Traveling to competitions, especially ones this far away, can be very expensive. Not only is there the travel, room and board for students and staff, but also for their horses. The Equestrian Team set its goal and began fundraising activities. Hours of work, donations, silent auctions, bake sales, events and dinners raised much of their monetary goal; however, it was the $1,500 USEF Youth Sportsmanship Grant provided to WDAA to support participation by high school and collegiate equestrian groups that allowed them to meet their goal of $7,000.

In addition to their academic standings, each team member had to send recommendations about their sportsmanship, professionalism and leadership abilities as well as a one-page plan describing their future anticipated contribution to the horse industry and how participating in the WDAA World Championship would improve their leadership skills. 

Hill said that the grant was a great honor for the team. “We worked very hard to be considered. Each of us had to contact teachers, family and former bosses and ask them to speak about our various skills and abilities — but it was well worth it. We’re so excited that we were selected.”

Bradie Chapman, lecturer and assistant coordinator of the Ohio Horse Park Center for Therapeutic Riding, explained that this is the second year in a row that Ohio University Southern students were invited to participate. Thus far, Ohio University Southern has been the only university group to compete. “This is a huge honor for us to be asked to step into such an international arena,” Chapman said. 

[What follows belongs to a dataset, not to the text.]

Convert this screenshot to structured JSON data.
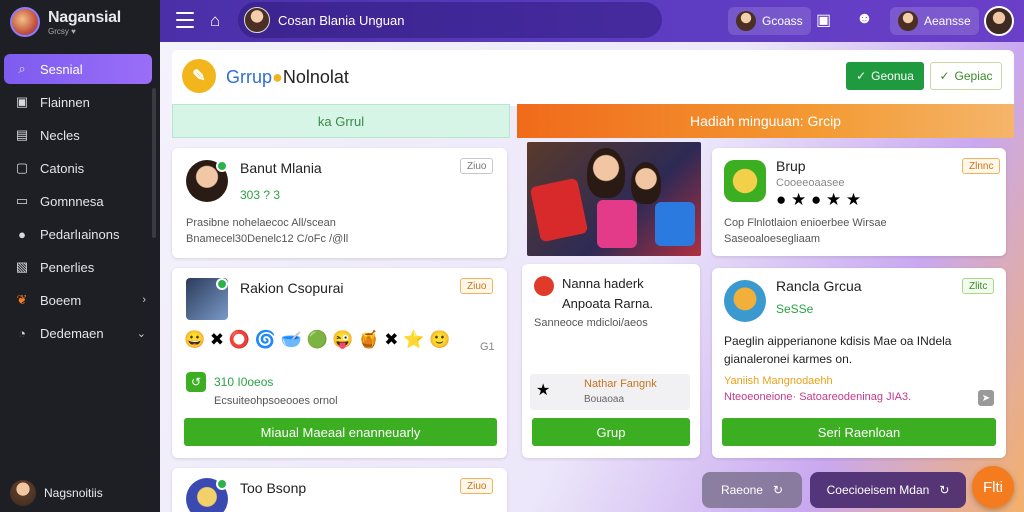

As winners of the grant, the Ohio University Southern team will work with WDAA to create a video blog that will be used on social media to promote the sport of Western Dressage. The team has also been featured in an article for the WDAA newsletter and website.